So, with bare feet, I picked my way along the path someone  else  had  prepared  for  us,  the  path  that  had turned ugly. Shannon followed in my footsteps, adhering closely to my advice to “Lean to the right when you step here,” or “Stay on your toes so you don’t get pricked!” I had plenty of thorns in my feet before I found a gentler step for my daughter but I took her through it, at one time having to turn around and go back through the briers to get her and several times having to wait for her to catch up.

We made it through the rough patch and toward the creek, but the grasses were too high and we just couldn’t get there.

“Well,” I told Shannon, “we have a choice. We can give up and go back the way we came, back through the prickly terrain. It’s familiar and we know what we’re facing. And we won’t get to see the creek.”

“Isn’t there an easier way to go home?” she asked. At that point,  I’m  not sure she cared about getting to the creek, but we had time and  she wasn’t anxious to be in her Grandfather’s presence again right away.

“I don’t know if there’s an easier way or not. There’s another  way  but  we  have  to  keep  going  forward,  up around that bend. I can’t see what’s beyond it but if you squint into the distance you can see where we’d come out at the main road and we can walk home from there. But I don’t know if there are more briers or if the road gets easier. We may get all the way to the main road and find a barrier to keep us from it. Or there may be a trail across the field to the orchard  since  there  used to be a road there. We just won’t know until we get there.”

“Ah, so it’s an adventure?”

Yes, an adventure.  We agreed.  Rather  than walking the brutal but familiar way, we would forge a new path.

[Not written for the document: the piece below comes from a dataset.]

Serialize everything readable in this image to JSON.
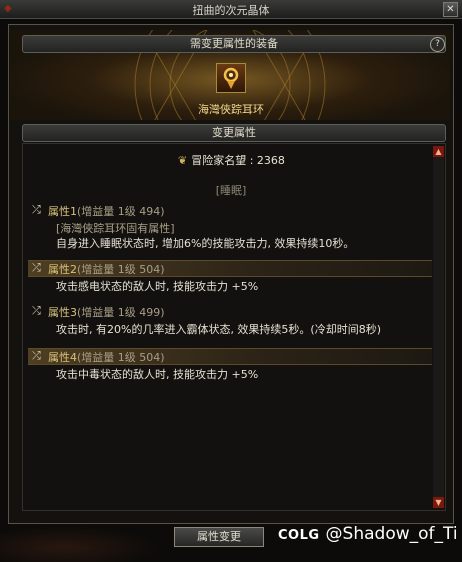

We waded through a trail where deer had roamed and we sidestepped some weeds, but the new path wasn’t as rough  as  the  familiar.  The  only  problem  was,  it  took longer. The main road wasn’t  around the bend. It was many bends later and still in the distance when  I heard Shannon mumble  something  about  this  adventure  was taking a long time.

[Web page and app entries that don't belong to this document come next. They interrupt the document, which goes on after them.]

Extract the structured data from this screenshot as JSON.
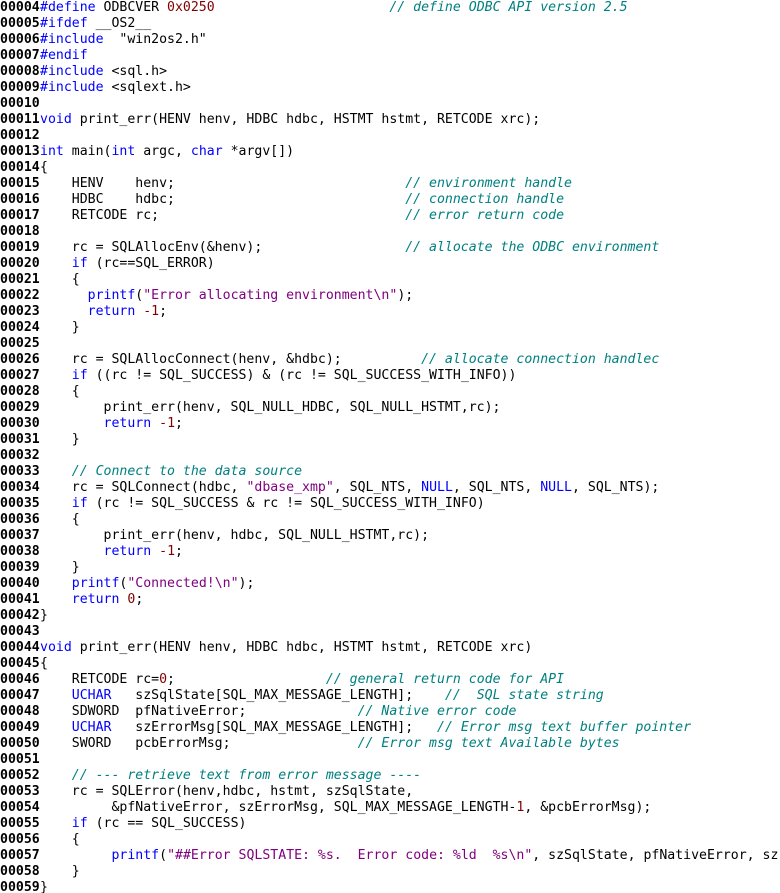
{
  "colors": {
    "background": "#ffffff",
    "line_number": "#000000",
    "keyword": "#0000ff",
    "comment": "#008080",
    "string": "#800080",
    "number": "#800000",
    "plain": "#000000"
  },
  "lines": [
    {
      "n": "00004",
      "t": [
        [
          "kw",
          "#define"
        ],
        [
          "p",
          " ODBCVER "
        ],
        [
          "num",
          "0x0250"
        ],
        [
          "p",
          "                      "
        ],
        [
          "cm",
          "// define ODBC API version 2.5"
        ]
      ]
    },
    {
      "n": "00005",
      "t": [
        [
          "kw",
          "#ifdef"
        ],
        [
          "p",
          " __OS2__"
        ]
      ]
    },
    {
      "n": "00006",
      "t": [
        [
          "kw",
          "#include"
        ],
        [
          "p",
          "  \"win2os2.h\""
        ]
      ]
    },
    {
      "n": "00007",
      "t": [
        [
          "kw",
          "#endif"
        ]
      ]
    },
    {
      "n": "00008",
      "t": [
        [
          "kw",
          "#include"
        ],
        [
          "p",
          " <sql.h>"
        ]
      ]
    },
    {
      "n": "00009",
      "t": [
        [
          "kw",
          "#include"
        ],
        [
          "p",
          " <sqlext.h>"
        ]
      ]
    },
    {
      "n": "00010",
      "t": []
    },
    {
      "n": "00011",
      "t": [
        [
          "kw",
          "void"
        ],
        [
          "p",
          " print_err(HENV henv, HDBC hdbc, HSTMT hstmt, RETCODE xrc);"
        ]
      ]
    },
    {
      "n": "00012",
      "t": []
    },
    {
      "n": "00013",
      "t": [
        [
          "kw",
          "int"
        ],
        [
          "p",
          " main("
        ],
        [
          "kw",
          "int"
        ],
        [
          "p",
          " argc, "
        ],
        [
          "kw",
          "char"
        ],
        [
          "p",
          " *argv[])"
        ]
      ]
    },
    {
      "n": "00014",
      "t": [
        [
          "p",
          "{"
        ]
      ]
    },
    {
      "n": "00015",
      "t": [
        [
          "p",
          "    HENV    henv;                             "
        ],
        [
          "cm",
          "// environment handle"
        ]
      ]
    },
    {
      "n": "00016",
      "t": [
        [
          "p",
          "    HDBC    hdbc;                             "
        ],
        [
          "cm",
          "// connection handle"
        ]
      ]
    },
    {
      "n": "00017",
      "t": [
        [
          "p",
          "    RETCODE rc;                               "
        ],
        [
          "cm",
          "// error return code"
        ]
      ]
    },
    {
      "n": "00018",
      "t": []
    },
    {
      "n": "00019",
      "t": [
        [
          "p",
          "    rc = SQLAllocEnv(&henv);                  "
        ],
        [
          "cm",
          "// allocate the ODBC environment"
        ]
      ]
    },
    {
      "n": "00020",
      "t": [
        [
          "p",
          "    "
        ],
        [
          "kw",
          "if"
        ],
        [
          "p",
          " (rc==SQL_ERROR)"
        ]
      ]
    },
    {
      "n": "00021",
      "t": [
        [
          "p",
          "    {"
        ]
      ]
    },
    {
      "n": "00022",
      "t": [
        [
          "p",
          "      "
        ],
        [
          "kw",
          "printf"
        ],
        [
          "p",
          "("
        ],
        [
          "str",
          "\"Error allocating environment\\n\""
        ],
        [
          "p",
          ");"
        ]
      ]
    },
    {
      "n": "00023",
      "t": [
        [
          "p",
          "      "
        ],
        [
          "kw",
          "return"
        ],
        [
          "p",
          " "
        ],
        [
          "num",
          "-1"
        ],
        [
          "p",
          ";"
        ]
      ]
    },
    {
      "n": "00024",
      "t": [
        [
          "p",
          "    }"
        ]
      ]
    },
    {
      "n": "00025",
      "t": []
    },
    {
      "n": "00026",
      "t": [
        [
          "p",
          "    rc = SQLAllocConnect(henv, &hdbc);          "
        ],
        [
          "cm",
          "// allocate connection handlec"
        ]
      ]
    },
    {
      "n": "00027",
      "t": [
        [
          "p",
          "    "
        ],
        [
          "kw",
          "if"
        ],
        [
          "p",
          " ((rc != SQL_SUCCESS) & (rc != SQL_SUCCESS_WITH_INFO))"
        ]
      ]
    },
    {
      "n": "00028",
      "t": [
        [
          "p",
          "    {"
        ]
      ]
    },
    {
      "n": "00029",
      "t": [
        [
          "p",
          "        print_err(henv, SQL_NULL_HDBC, SQL_NULL_HSTMT,rc);"
        ]
      ]
    },
    {
      "n": "00030",
      "t": [
        [
          "p",
          "        "
        ],
        [
          "kw",
          "return"
        ],
        [
          "p",
          " "
        ],
        [
          "num",
          "-1"
        ],
        [
          "p",
          ";"
        ]
      ]
    },
    {
      "n": "00031",
      "t": [
        [
          "p",
          "    }"
        ]
      ]
    },
    {
      "n": "00032",
      "t": []
    },
    {
      "n": "00033",
      "t": [
        [
          "p",
          "    "
        ],
        [
          "cm",
          "// Connect to the data source"
        ]
      ]
    },
    {
      "n": "00034",
      "t": [
        [
          "p",
          "    rc = SQLConnect(hdbc, "
        ],
        [
          "str",
          "\"dbase_xmp\""
        ],
        [
          "p",
          ", SQL_NTS, "
        ],
        [
          "kw",
          "NULL"
        ],
        [
          "p",
          ", SQL_NTS, "
        ],
        [
          "kw",
          "NULL"
        ],
        [
          "p",
          ", SQL_NTS);"
        ]
      ]
    },
    {
      "n": "00035",
      "t": [
        [
          "p",
          "    "
        ],
        [
          "kw",
          "if"
        ],
        [
          "p",
          " (rc != SQL_SUCCESS & rc != SQL_SUCCESS_WITH_INFO)"
        ]
      ]
    },
    {
      "n": "00036",
      "t": [
        [
          "p",
          "    {"
        ]
      ]
    },
    {
      "n": "00037",
      "t": [
        [
          "p",
          "        print_err(henv, hdbc, SQL_NULL_HSTMT,rc);"
        ]
      ]
    },
    {
      "n": "00038",
      "t": [
        [
          "p",
          "        "
        ],
        [
          "kw",
          "return"
        ],
        [
          "p",
          " "
        ],
        [
          "num",
          "-1"
        ],
        [
          "p",
          ";"
        ]
      ]
    },
    {
      "n": "00039",
      "t": [
        [
          "p",
          "    }"
        ]
      ]
    },
    {
      "n": "00040",
      "t": [
        [
          "p",
          "    "
        ],
        [
          "kw",
          "printf"
        ],
        [
          "p",
          "("
        ],
        [
          "str",
          "\"Connected!\\n\""
        ],
        [
          "p",
          ");"
        ]
      ]
    },
    {
      "n": "00041",
      "t": [
        [
          "p",
          "    "
        ],
        [
          "kw",
          "return"
        ],
        [
          "p",
          " "
        ],
        [
          "num",
          "0"
        ],
        [
          "p",
          ";"
        ]
      ]
    },
    {
      "n": "00042",
      "t": [
        [
          "p",
          "}"
        ]
      ]
    },
    {
      "n": "00043",
      "t": []
    },
    {
      "n": "00044",
      "t": [
        [
          "kw",
          "void"
        ],
        [
          "p",
          " print_err(HENV henv, HDBC hdbc, HSTMT hstmt, RETCODE xrc)"
        ]
      ]
    },
    {
      "n": "00045",
      "t": [
        [
          "p",
          "{"
        ]
      ]
    },
    {
      "n": "00046",
      "t": [
        [
          "p",
          "    RETCODE rc="
        ],
        [
          "num",
          "0"
        ],
        [
          "p",
          ";                   "
        ],
        [
          "cm",
          "// general return code for API"
        ]
      ]
    },
    {
      "n": "00047",
      "t": [
        [
          "p",
          "    "
        ],
        [
          "kw",
          "UCHAR"
        ],
        [
          "p",
          "   szSqlState[SQL_MAX_MESSAGE_LENGTH];    "
        ],
        [
          "cm",
          "//  SQL state string"
        ]
      ]
    },
    {
      "n": "00048",
      "t": [
        [
          "p",
          "    SDWORD  pfNativeError;              "
        ],
        [
          "cm",
          "// Native error code"
        ]
      ]
    },
    {
      "n": "00049",
      "t": [
        [
          "p",
          "    "
        ],
        [
          "kw",
          "UCHAR"
        ],
        [
          "p",
          "   szErrorMsg[SQL_MAX_MESSAGE_LENGTH];   "
        ],
        [
          "cm",
          "// Error msg text buffer pointer"
        ]
      ]
    },
    {
      "n": "00050",
      "t": [
        [
          "p",
          "    SWORD   pcbErrorMsg;                "
        ],
        [
          "cm",
          "// Error msg text Available bytes"
        ]
      ]
    },
    {
      "n": "00051",
      "t": []
    },
    {
      "n": "00052",
      "t": [
        [
          "p",
          "    "
        ],
        [
          "cm",
          "// --- retrieve text from error message ----"
        ]
      ]
    },
    {
      "n": "00053",
      "t": [
        [
          "p",
          "    rc = SQLError(henv,hdbc, hstmt, szSqlState,"
        ]
      ]
    },
    {
      "n": "00054",
      "t": [
        [
          "p",
          "         &pfNativeError, szErrorMsg, SQL_MAX_MESSAGE_LENGTH-"
        ],
        [
          "num",
          "1"
        ],
        [
          "p",
          ", &pcbErrorMsg);"
        ]
      ]
    },
    {
      "n": "00055",
      "t": [
        [
          "p",
          "    "
        ],
        [
          "kw",
          "if"
        ],
        [
          "p",
          " (rc == SQL_SUCCESS)"
        ]
      ]
    },
    {
      "n": "00056",
      "t": [
        [
          "p",
          "    {"
        ]
      ]
    },
    {
      "n": "00057",
      "t": [
        [
          "p",
          "         "
        ],
        [
          "kw",
          "printf"
        ],
        [
          "p",
          "("
        ],
        [
          "str",
          "\"##Error SQLSTATE: %s.  Error code: %ld  %s\\n\""
        ],
        [
          "p",
          ", szSqlState, pfNativeError, sz"
        ]
      ]
    },
    {
      "n": "00058",
      "t": [
        [
          "p",
          "    }"
        ]
      ]
    },
    {
      "n": "00059",
      "t": [
        [
          "p",
          "}"
        ]
      ]
    }
  ]
}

Carrying our folded umbrellas, we skirted a huge pine forest  and  I  noticed  something  unusual  in its  edge.  A piece of tin—debris from a tornado in March 2005 that had followed the perimeter of the farm but had zigzagged right around the house and trees, toppling a shed but doing virtually no damage to my parents’ farm before leveling 42 houses up the main road.

I stepped to the edge of the forest and then beyond the crumple of tin, about five or six feet into the forest and…incredible!

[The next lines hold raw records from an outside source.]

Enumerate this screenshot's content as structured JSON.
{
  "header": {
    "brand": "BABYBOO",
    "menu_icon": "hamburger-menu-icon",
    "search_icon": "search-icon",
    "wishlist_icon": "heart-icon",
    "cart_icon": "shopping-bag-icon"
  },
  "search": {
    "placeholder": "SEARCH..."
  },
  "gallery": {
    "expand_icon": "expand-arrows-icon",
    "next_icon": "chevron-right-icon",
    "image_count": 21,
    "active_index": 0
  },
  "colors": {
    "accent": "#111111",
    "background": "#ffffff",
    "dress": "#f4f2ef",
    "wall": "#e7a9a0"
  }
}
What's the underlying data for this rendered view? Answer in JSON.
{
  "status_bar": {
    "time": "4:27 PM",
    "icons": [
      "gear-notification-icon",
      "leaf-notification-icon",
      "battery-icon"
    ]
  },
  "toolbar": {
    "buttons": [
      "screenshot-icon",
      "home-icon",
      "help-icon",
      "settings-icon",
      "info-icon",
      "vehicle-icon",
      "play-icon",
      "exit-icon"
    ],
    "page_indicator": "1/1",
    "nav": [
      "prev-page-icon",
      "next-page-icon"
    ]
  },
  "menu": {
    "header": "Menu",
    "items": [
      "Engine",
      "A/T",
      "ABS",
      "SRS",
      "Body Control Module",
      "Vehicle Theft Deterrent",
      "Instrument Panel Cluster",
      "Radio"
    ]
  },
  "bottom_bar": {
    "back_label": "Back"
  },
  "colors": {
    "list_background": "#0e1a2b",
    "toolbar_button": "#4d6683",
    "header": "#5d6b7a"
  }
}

Beyond the outer light in the fields, inside the edge of the forest, dead branches climbed the tall pines until the last third of the tree found sunlight and thrived in ever- green needles. The lower branches had  dropped a thick carpet of brown needles under our feet. Hardly a weed or flower grew on the forest floor. The trees rose above us like  long,  dark  tunnels.  We  could  lookup  through  the branches at the raindrops caught on green pine needles.

It was eerie and beautiful. We wandered around the

forest for another  thirty  minutes  and  came  out  at  the northern  side—right  next to the creek and the mayhaw bushes that lined it. From  there we easily followed the peanut field rows to the pecan orchard and  jumped the ditch to the main road.

This seemed to be an analogy, we both agreed. If we’d stayed on the original path we were “supposed”  to follow, even though it was familiar and we knew where it led and what devilish briers we faced there, we would never have struck out on our own and found  this enchanted forest next to a grassy creek where deer bed down in the clearings. By venturing into unknown territory, we found something really special.